§ **Problem details**: Go through the lines below and copy each one that holds the string "week".

....................

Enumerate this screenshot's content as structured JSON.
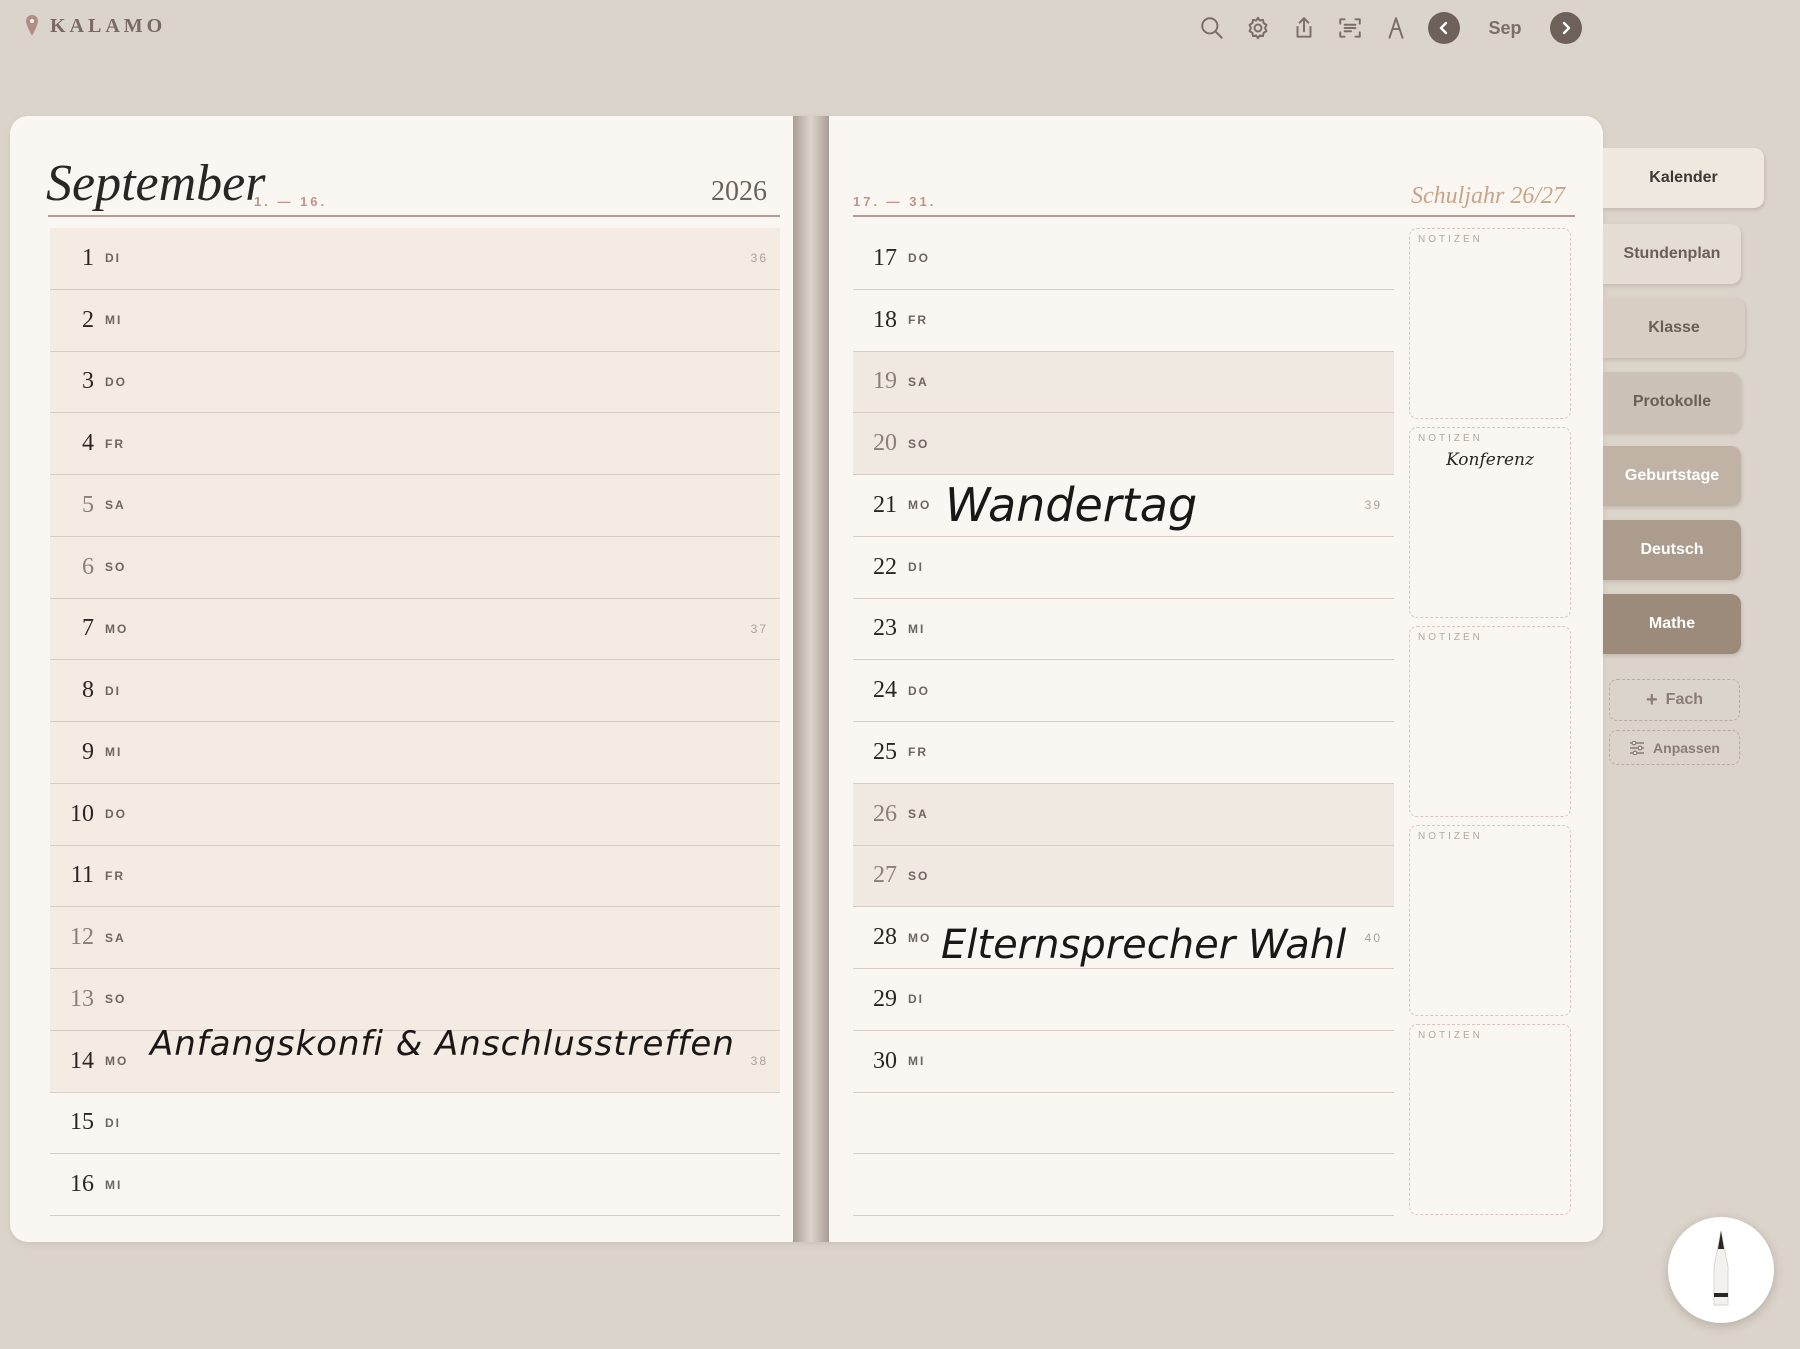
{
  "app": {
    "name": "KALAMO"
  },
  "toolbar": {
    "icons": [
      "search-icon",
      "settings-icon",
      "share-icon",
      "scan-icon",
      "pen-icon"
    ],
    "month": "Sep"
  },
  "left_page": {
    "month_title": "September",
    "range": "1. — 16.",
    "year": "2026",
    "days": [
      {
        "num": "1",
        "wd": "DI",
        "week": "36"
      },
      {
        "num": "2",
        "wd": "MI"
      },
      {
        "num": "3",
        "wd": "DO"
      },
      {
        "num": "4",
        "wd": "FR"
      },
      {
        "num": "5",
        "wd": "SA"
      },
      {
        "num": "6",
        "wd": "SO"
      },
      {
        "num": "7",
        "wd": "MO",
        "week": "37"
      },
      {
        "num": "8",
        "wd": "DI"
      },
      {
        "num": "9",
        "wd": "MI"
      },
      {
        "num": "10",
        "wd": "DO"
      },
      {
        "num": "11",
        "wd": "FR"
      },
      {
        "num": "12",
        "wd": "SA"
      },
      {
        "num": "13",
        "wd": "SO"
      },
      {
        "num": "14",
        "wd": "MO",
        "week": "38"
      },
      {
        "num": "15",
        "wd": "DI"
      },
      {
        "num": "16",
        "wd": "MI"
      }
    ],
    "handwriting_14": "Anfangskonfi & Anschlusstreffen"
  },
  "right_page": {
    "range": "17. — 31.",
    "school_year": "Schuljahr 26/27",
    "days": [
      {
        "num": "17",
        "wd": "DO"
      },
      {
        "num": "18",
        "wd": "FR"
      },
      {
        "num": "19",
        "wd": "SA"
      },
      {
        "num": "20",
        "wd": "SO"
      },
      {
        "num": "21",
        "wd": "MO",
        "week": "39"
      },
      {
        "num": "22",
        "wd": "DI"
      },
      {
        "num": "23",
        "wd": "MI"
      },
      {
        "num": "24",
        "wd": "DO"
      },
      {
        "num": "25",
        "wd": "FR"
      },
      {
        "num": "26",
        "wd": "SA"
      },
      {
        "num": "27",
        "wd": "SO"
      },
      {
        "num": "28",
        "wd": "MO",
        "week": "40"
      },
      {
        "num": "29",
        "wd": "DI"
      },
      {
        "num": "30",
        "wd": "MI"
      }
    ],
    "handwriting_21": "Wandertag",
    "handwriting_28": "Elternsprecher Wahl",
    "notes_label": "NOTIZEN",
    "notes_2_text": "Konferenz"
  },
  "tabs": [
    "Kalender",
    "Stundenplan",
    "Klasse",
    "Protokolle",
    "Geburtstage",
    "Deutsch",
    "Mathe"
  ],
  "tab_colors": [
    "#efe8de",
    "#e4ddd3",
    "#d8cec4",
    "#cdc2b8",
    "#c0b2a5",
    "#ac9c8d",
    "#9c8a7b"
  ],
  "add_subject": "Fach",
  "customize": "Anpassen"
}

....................

§ **Result for this exercise**:
        "week": "36"
        "week": "37"
        "week": "38"
        "week": "39"
        "week": "40"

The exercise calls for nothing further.